Crisis journalism: WCHS grad’s research places him in middle of Africa’s longest running war

Holly Richrath
Ryan Piers, on right, poses for a photograph with his friend Ronnie during his time in Uganda.

Crisis journalism in Uganda was the topic a Washington native recently presented at what he called the “biggest undergraduate research conference in the country.”

Ryan Piers, a 2007 Washington Community High School graduate, now attends North Central College in Naperville. The 22-year-old broadcast communications major was one of 38 NCC students selected to present at the National Conference on Undergraduate Research in Ithaca, N.Y., March 30–April 2.

“We had one of the biggest representations of any college, which was really cool,” Piers said. “It was definitely an honor to represent my college.”

Last year, Piers used funds he received from a Richter Grant to travel to Kampala, Uganda, for two weeks. While in Uganda, he interviewed about 15 journalists and gained information on practices they used while reporting on a crisis that took place in Uganda from 1986 to 2006.

He asked local and international journalists in Uganda questions based on a book by renowned journalist Susan D. Moeller called “Compassion Fatigue: How the Media Sell Disease, Famine, War and Death.”

“In it she outlines her best practices to crisis journalism,” Piers said. “Basically I asked the journalists questions based on hese practices to determine whether or not they used the practices in their reporting. This past fall and winter I took my findings from the Ugandan journalists and compared it to about 30 other journalists around the world and how they reported on crisis and determined what were the practices that are most used by all these journalists.”

Piers spoke with local Ugandan journalists as well as international journalists from CNN, BBC and from East African news sources who were in Kampala while he was there.

From his study, Piers found there are two strategies that journalists in Uganda must abide by.

“The first one being a complete in-depth research on each side of an issue,” he said.

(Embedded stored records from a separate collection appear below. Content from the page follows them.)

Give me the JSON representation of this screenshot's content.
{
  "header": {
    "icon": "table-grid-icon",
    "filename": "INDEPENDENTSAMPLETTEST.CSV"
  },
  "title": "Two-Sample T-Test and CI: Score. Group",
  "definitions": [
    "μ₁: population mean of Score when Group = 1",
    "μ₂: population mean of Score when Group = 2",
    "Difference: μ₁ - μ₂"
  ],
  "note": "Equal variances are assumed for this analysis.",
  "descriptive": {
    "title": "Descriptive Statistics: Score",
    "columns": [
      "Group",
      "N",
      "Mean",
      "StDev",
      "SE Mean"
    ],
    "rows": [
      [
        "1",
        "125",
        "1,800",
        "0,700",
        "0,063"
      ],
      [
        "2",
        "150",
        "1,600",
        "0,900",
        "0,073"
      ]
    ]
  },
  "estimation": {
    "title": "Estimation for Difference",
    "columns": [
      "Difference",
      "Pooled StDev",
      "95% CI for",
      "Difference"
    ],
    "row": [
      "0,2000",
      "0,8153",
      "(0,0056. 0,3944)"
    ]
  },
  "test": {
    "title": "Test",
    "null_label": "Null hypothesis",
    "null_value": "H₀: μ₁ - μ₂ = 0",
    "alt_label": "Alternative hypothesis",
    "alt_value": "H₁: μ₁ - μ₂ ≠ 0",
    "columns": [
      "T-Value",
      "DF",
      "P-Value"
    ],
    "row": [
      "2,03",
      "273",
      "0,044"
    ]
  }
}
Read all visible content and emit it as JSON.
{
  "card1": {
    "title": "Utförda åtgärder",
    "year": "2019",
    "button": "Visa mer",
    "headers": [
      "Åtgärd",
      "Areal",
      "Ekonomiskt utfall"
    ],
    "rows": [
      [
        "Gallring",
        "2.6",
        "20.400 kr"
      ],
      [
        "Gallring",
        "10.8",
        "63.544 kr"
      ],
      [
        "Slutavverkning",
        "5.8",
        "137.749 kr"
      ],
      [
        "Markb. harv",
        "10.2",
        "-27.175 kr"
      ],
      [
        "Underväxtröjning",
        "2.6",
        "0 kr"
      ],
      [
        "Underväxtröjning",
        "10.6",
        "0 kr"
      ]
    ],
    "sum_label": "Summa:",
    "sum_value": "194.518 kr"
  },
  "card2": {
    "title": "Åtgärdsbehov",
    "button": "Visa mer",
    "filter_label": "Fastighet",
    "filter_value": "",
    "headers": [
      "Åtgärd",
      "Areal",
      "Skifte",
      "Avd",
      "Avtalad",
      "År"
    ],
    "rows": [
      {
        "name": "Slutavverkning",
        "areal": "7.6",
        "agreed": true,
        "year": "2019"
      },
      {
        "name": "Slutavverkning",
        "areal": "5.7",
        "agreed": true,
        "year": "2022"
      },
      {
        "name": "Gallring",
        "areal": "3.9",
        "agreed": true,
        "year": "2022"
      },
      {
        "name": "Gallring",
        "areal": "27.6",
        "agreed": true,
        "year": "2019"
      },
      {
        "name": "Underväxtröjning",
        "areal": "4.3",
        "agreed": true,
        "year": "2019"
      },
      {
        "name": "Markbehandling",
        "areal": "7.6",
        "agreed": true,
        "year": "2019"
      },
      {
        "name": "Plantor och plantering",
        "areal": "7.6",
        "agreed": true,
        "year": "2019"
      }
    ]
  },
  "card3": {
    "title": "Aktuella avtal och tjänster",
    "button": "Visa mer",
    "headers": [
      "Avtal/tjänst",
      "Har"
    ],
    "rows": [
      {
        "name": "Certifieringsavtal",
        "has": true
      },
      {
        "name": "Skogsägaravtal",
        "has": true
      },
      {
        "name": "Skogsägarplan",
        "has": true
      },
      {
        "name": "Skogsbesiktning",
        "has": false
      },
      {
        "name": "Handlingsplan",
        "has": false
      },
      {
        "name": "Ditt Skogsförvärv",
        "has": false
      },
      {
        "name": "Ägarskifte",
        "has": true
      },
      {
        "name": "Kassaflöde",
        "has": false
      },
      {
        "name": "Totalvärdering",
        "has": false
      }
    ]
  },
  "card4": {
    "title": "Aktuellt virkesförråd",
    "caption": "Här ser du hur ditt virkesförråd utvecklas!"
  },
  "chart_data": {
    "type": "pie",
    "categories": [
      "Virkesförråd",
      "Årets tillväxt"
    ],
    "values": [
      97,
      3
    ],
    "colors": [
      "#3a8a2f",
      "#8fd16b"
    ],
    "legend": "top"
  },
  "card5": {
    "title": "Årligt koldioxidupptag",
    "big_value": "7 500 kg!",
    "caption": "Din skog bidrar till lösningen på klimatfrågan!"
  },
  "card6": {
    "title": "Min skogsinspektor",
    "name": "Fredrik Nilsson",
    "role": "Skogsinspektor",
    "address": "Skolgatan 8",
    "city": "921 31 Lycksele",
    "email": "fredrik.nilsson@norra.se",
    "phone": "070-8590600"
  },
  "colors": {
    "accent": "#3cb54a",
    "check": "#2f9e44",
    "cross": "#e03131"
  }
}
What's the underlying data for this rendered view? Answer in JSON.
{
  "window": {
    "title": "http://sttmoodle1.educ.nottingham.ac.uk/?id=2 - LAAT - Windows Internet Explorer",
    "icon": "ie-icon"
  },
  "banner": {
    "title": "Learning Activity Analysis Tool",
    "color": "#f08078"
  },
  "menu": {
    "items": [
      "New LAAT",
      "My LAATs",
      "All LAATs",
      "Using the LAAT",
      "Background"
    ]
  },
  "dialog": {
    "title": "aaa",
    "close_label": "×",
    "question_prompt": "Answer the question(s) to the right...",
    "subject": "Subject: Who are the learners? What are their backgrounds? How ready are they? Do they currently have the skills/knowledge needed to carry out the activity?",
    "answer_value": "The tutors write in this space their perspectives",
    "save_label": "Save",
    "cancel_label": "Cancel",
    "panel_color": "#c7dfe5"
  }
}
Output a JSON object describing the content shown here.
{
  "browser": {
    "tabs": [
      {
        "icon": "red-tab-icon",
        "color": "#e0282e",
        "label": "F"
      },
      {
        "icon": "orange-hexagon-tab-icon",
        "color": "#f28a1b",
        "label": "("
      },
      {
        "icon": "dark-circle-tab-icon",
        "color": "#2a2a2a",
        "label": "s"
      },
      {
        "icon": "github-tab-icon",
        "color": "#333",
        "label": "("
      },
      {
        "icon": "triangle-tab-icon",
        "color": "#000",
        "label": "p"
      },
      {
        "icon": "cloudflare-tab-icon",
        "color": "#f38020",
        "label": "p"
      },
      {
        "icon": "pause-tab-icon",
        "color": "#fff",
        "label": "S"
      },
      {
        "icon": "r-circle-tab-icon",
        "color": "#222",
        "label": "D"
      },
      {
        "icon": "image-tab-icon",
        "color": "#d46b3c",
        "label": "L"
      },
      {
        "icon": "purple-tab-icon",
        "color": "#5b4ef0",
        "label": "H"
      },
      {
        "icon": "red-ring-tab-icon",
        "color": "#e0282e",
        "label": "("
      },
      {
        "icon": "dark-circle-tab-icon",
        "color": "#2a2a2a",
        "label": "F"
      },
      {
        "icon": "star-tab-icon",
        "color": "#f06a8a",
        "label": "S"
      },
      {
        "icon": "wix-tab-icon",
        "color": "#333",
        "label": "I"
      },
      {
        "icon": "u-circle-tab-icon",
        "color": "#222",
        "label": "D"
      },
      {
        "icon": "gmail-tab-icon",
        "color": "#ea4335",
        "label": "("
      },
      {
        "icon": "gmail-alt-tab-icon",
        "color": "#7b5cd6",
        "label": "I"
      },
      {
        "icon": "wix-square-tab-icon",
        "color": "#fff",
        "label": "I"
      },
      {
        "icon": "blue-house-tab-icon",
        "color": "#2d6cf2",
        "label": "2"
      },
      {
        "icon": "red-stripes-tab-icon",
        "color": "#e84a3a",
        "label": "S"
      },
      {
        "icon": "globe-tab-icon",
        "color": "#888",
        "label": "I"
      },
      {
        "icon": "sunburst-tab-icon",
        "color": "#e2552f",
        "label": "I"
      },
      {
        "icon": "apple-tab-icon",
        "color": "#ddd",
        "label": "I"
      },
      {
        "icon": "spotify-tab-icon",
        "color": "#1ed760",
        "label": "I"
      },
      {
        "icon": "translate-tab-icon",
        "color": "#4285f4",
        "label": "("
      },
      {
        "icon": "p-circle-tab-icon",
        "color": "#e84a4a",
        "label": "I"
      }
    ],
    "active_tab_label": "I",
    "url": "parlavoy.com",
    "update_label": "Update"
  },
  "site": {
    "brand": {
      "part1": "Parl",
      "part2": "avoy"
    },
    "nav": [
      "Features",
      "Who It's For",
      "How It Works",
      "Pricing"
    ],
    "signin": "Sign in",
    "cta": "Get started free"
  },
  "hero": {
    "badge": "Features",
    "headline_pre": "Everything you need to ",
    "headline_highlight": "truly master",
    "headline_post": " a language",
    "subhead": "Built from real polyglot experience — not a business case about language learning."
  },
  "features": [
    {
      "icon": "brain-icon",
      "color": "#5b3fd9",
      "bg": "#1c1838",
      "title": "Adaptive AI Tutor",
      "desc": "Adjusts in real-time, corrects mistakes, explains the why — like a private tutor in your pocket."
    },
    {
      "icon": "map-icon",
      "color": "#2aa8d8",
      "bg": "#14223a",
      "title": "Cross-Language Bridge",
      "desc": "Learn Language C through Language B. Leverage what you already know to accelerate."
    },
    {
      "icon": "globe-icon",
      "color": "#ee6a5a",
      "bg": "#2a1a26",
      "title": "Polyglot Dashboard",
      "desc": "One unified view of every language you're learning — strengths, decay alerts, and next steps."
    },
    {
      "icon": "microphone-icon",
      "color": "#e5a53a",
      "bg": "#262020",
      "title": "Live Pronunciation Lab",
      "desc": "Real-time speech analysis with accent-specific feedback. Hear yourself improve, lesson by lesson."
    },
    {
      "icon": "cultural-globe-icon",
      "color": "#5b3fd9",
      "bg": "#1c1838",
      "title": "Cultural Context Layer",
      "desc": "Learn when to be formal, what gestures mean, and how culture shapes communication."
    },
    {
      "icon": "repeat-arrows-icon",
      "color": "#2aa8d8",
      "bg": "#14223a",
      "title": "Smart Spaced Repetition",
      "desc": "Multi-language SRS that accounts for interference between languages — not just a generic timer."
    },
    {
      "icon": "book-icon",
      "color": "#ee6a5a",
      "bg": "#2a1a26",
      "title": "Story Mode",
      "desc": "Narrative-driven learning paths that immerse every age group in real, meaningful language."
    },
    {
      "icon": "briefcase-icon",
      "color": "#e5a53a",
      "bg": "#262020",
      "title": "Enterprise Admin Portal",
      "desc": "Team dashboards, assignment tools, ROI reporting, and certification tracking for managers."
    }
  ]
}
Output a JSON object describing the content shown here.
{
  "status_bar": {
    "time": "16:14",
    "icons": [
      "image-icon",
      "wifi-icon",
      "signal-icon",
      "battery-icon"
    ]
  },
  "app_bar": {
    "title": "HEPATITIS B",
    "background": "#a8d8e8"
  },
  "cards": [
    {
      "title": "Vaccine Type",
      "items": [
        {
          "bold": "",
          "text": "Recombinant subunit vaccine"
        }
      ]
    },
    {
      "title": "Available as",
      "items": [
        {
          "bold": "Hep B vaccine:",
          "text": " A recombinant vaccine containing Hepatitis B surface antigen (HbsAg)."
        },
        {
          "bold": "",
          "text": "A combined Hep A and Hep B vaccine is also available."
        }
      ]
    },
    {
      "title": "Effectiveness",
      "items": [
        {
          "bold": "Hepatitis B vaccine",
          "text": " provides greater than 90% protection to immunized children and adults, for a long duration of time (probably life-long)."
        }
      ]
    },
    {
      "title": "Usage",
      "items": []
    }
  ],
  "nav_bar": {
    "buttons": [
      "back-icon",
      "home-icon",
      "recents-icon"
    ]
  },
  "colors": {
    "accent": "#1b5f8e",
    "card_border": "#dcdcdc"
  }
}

He said that a journalist cannot just interview a government official, but must also “be very in tune to what a rebel group is doing or somebody who might be perceived as the ‘bad person.’ They have to have all sides of the issue.”

Second, “was all Kampala journalists stress the fact to international journalists reporting on this issue that you have to humanize an issue — and by that, I think they mean you have to focus on the actual people who are suffering from the problem,” Piers said. “That’s what I determined from talking with the journalists there.”

He said the presentation was well received in Ithaca.

“I felt like I did get my message across in the timeframe that they gave me to the best that I could, so I thought it went really well.”

Piers said he has been interested in sports broadcasting since he was a child, but shifted his focus a bit after a couple of years at NCC.

“During my sophomore year I became really interested in Uganda through a program called the Invisible Children program,” he said. “From there I studied a little more of the issues in Uganda and really wanted to go there. In order to get this grant, I had to come up with some more studies and I really got into more journalism ... I got more into crisis reporting and I read a bunch of books about Uganda and reporting in general and I took it from there. That led me to Kampala, Uganda, and into my thesis.”

Piers currently does freelance work for a local community television station in Naperville and a sports section for a newspaper.

“I’d really love to move up in sports broadcasting or go in to some sort of overseas reporting in Africa with some program,” he said, adding that he would “love to” end up in Uganda again.

Piers said he feels like he has lived “two different lives in terms of his high school and college careers.

“I think living in a small town and moving to a bigger area where I am now has definitely helped me see two sides and different ideology which kind of helped me to prepare for going overseas and seeing different parts of the world,” he said. 

“I would encourage people to go out on a limb and experience a different culture. I think you can really learn a lot, not just about the people there and how you can help them, but about how they can help you. I think that really goes into journalism as well.”